Source and discussion: https://puritanboard.com/threads/james-white-the-received-text.92697/
I came across the following quote while preparing a different post [emphasis mine]:
Epiphanius Bishop of Salamine in Cyprus (A.D. 310 – 403):
“I entered (saith Epiphanius ) into a certain Church to pray: I found there a linen cloth hanging in the Church door, painted, and having in it the image of Christ, as it were, or of some other Saint, (I remember not well whose image it was) therefore when I did see the image of a man hanging in the Church of Christ, contrary to the authority of the Scriptures, I did tear it, and gave counsel to the keepers of the Church, that they should wind a poor man that was dead in the said cloth, and to bury him.” -Letter to John Patriarch of Jerusalem
This got me thinking about the discipline of archaeology and the assumptions we can jump to about ancient cultures.
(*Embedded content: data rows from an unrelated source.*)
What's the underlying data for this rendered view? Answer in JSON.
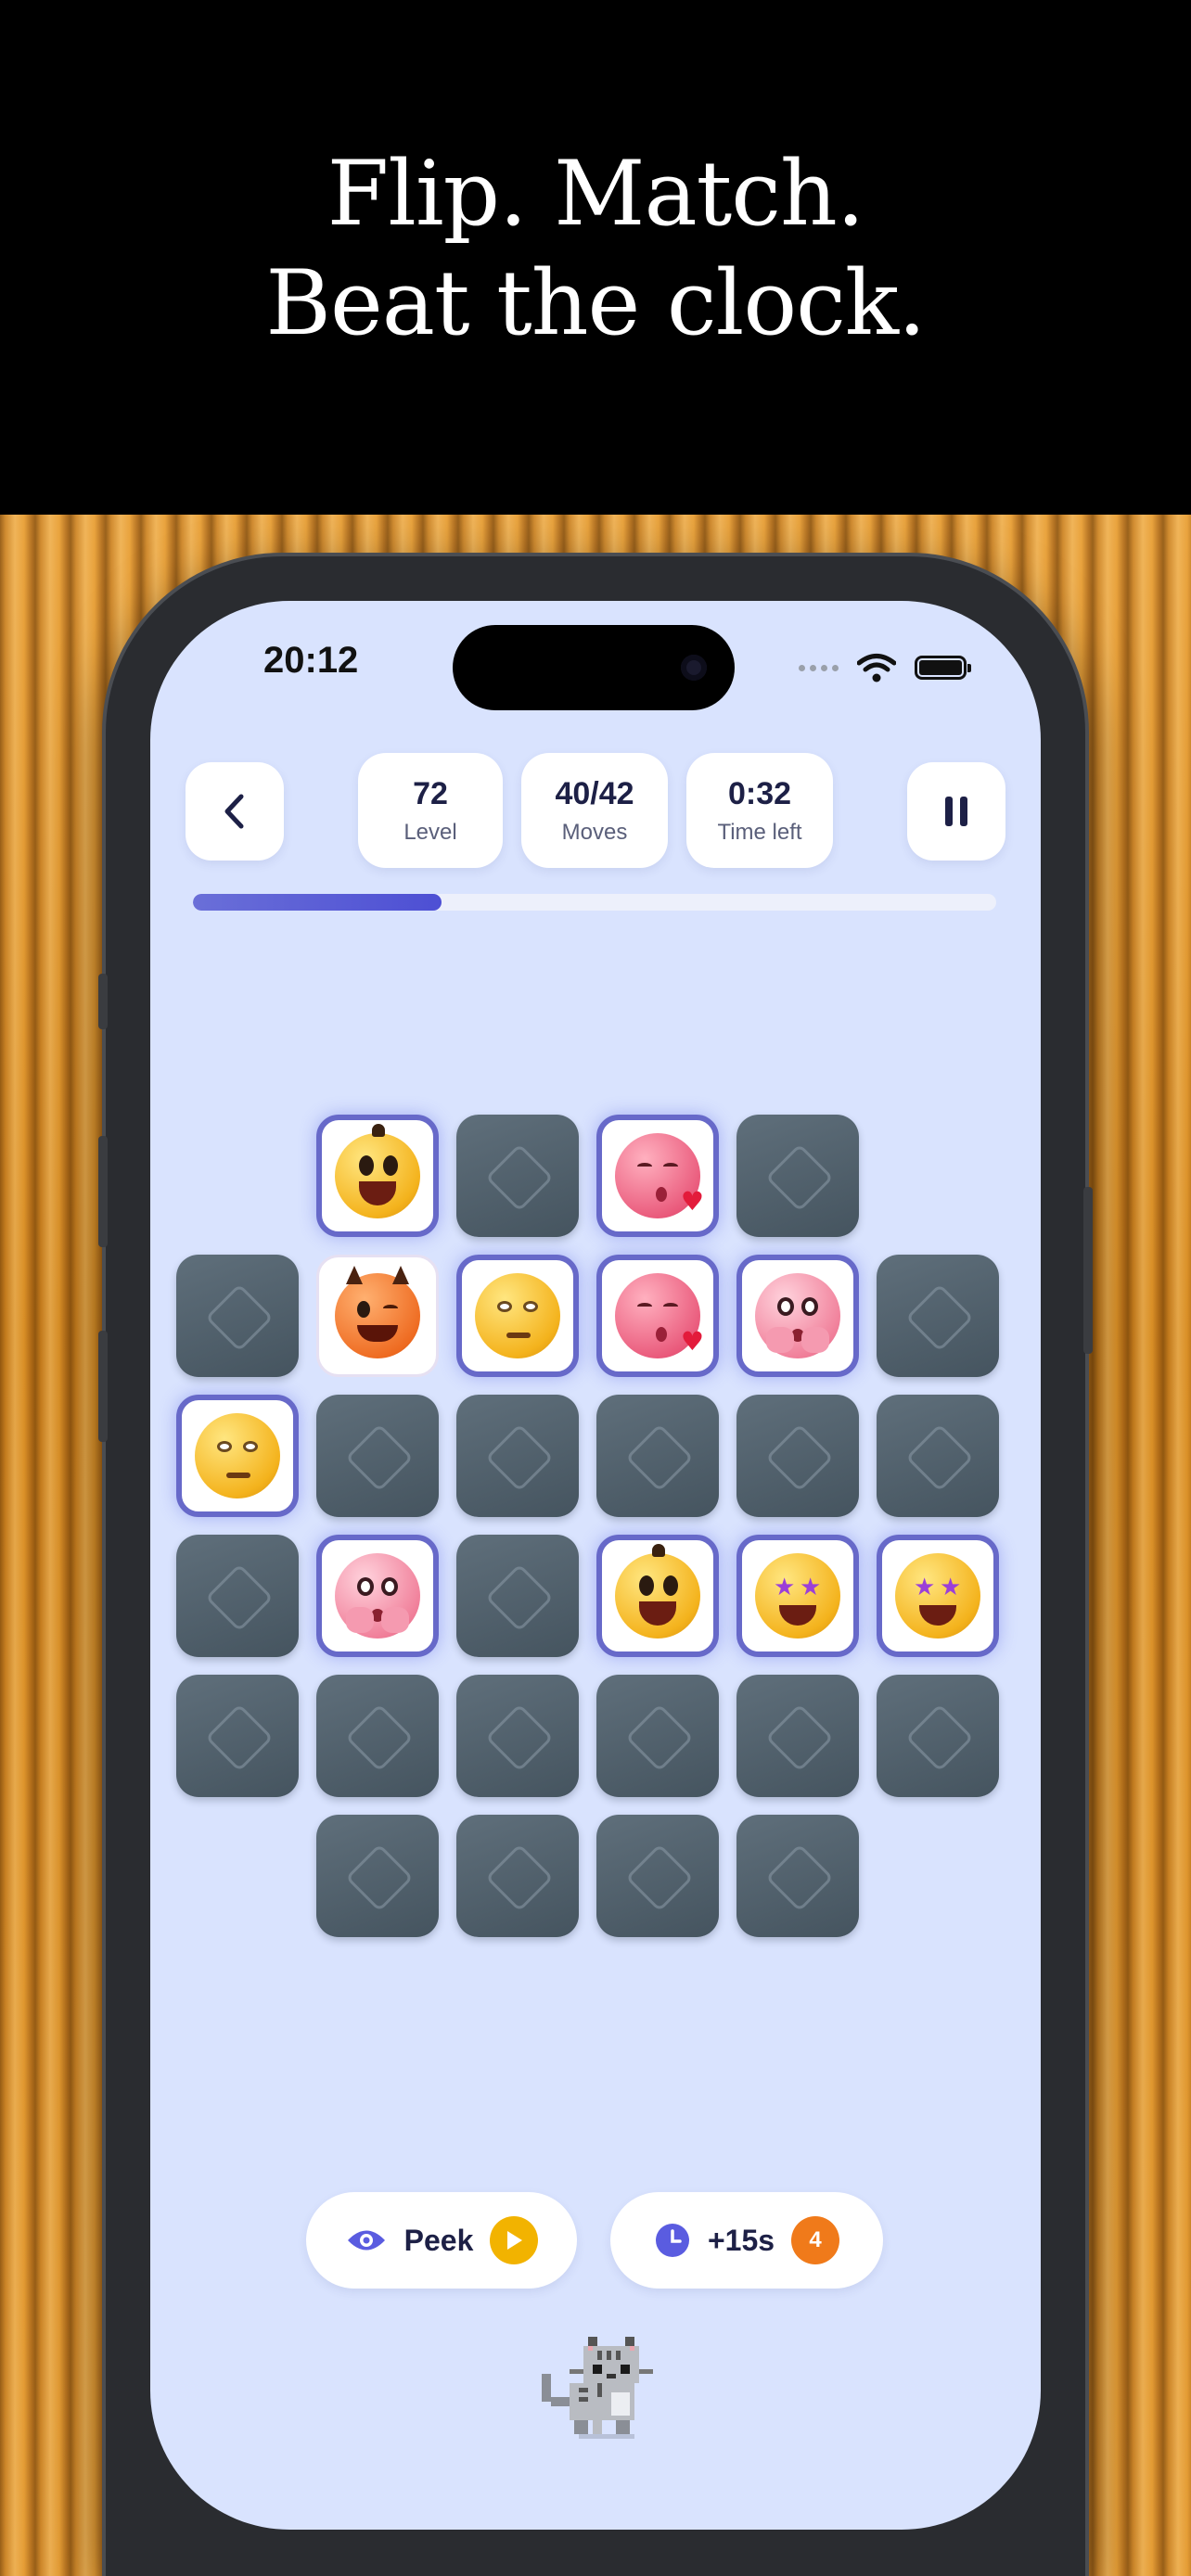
{
  "banner": {
    "line1": "Flip. Match.",
    "line2": "Beat the clock."
  },
  "status_bar": {
    "time": "20:12",
    "icons": [
      "cellular-dots-icon",
      "wifi-icon",
      "battery-icon"
    ]
  },
  "header": {
    "back_icon": "chevron-left-icon",
    "pause_icon": "pause-icon",
    "stats": [
      {
        "value": "72",
        "label": "Level"
      },
      {
        "value": "40/42",
        "label": "Moves"
      },
      {
        "value": "0:32",
        "label": "Time left"
      }
    ],
    "time_progress": 0.31
  },
  "board": {
    "rows": [
      [
        "",
        "grinning-face",
        "hidden",
        "kissing-face-heart",
        "hidden",
        ""
      ],
      [
        "hidden",
        "winking-devil-face",
        "eye-roll-face",
        "kissing-face-heart",
        "pleading-hands-face",
        "hidden"
      ],
      [
        "eye-roll-face",
        "hidden",
        "hidden",
        "hidden",
        "hidden",
        "hidden"
      ],
      [
        "hidden",
        "pleading-hands-face",
        "hidden",
        "grinning-face",
        "star-struck-face",
        "star-struck-face"
      ],
      [
        "hidden",
        "hidden",
        "hidden",
        "hidden",
        "hidden",
        "hidden"
      ],
      [
        "",
        "hidden",
        "hidden",
        "hidden",
        "hidden",
        ""
      ]
    ]
  },
  "powerups": {
    "peek": {
      "label": "Peek",
      "icon": "eye-icon",
      "badge_icon": "play-icon",
      "badge_color": "#f2b300"
    },
    "time": {
      "label": "+15s",
      "icon": "clock-icon",
      "badge": "4",
      "badge_color": "#f07a1a"
    }
  },
  "mascot": "pixel-cat",
  "colors": {
    "accent": "#5a5ce0",
    "screen_bg": "#d9e3fe",
    "tile_hidden": "#52626e"
  }
}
If we were to find someone’s remains wrapped in a cloth containing images of God, it would be easy to jump to the conclusion that images of God must have been important and permitted in that society. Yet, the quote above proves that is not necessarily the case. This is something worth keeping in mind, especially as situations like this could also have bearing on the textual debate.
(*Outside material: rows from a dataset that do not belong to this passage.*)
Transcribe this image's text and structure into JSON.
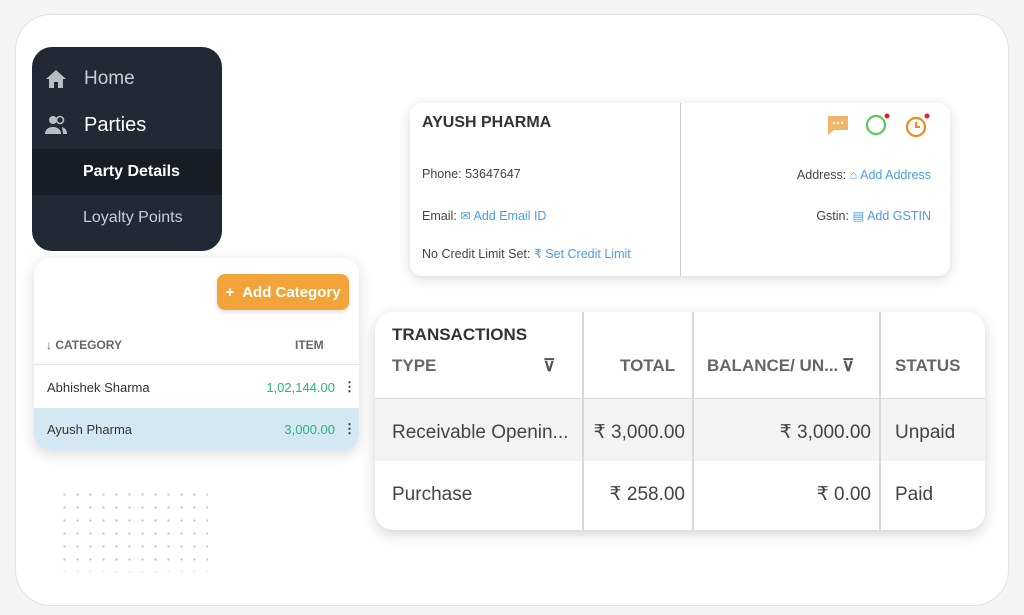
{
  "sidebar": {
    "items": [
      {
        "label": "Home",
        "icon": "home-icon"
      },
      {
        "label": "Parties",
        "icon": "users-icon"
      },
      {
        "label": "Party Details",
        "active": true
      },
      {
        "label": "Loyalty Points"
      }
    ]
  },
  "categories": {
    "add_button": "Add Category",
    "headers": {
      "category": "CATEGORY",
      "item": "ITEM"
    },
    "rows": [
      {
        "name": "Abhishek Sharma",
        "amount": "1,02,144.00"
      },
      {
        "name": "Ayush Pharma",
        "amount": "3,000.00",
        "selected": true
      }
    ]
  },
  "party": {
    "name": "AYUSH PHARMA",
    "phone_label": "Phone:",
    "phone": "53647647",
    "email_label": "Email:",
    "email_link": "Add Email ID",
    "credit_label": "No Credit Limit Set:",
    "credit_link": "Set Credit Limit",
    "address_label": "Address:",
    "address_link": "Add Address",
    "gstin_label": "Gstin:",
    "gstin_link": "Add GSTIN"
  },
  "transactions": {
    "title": "TRANSACTIONS",
    "headers": {
      "type": "TYPE",
      "total": "TOTAL",
      "balance": "BALANCE/ UN...",
      "status": "STATUS"
    },
    "rows": [
      {
        "type": "Receivable Openin...",
        "total": "₹ 3,000.00",
        "balance": "₹ 3,000.00",
        "status": "Unpaid"
      },
      {
        "type": "Purchase",
        "total": "₹ 258.00",
        "balance": "₹ 0.00",
        "status": "Paid"
      }
    ]
  },
  "colors": {
    "sidebar": "#222834",
    "accent": "#f2a33a",
    "link": "#4a9de8",
    "amount": "#2bb673",
    "selected_row": "#d4e8f3"
  }
}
Theodore Letis, The Majority Text: Essays And Reviews In The Continuing Debate, from the essay, “In Reply to D.A. Carson’s ‘The King James Version Debate‘ ” :
“If D.A. Carson’s book illustrates nothing else it shows there are two schools of thought. Both schools interpret the data of NT textual criticism and modern translations differently, and both groups fill in the gaps in the data with assumptions which favor their given position. I hope some are beginning to see that this is not an argument between scholarship (the established school represented by Carson) and non-scholarship (the challenging school which has traditionally been treated as non-scholarly and completely uncritical). To the contrary, the best representatives of both schools display genuine scholarship. Why is it, then, that these two schools co-exist on this all-important issue of the very wording of the NT text? And is this a recent or a long-standing debate? It is these questions that we hope to broach—and answer—in this essay. . .”
Source: http://www.puritanboard.com/showthread.php/86687-Text-Tradition-of-New-Testaments, Comment #14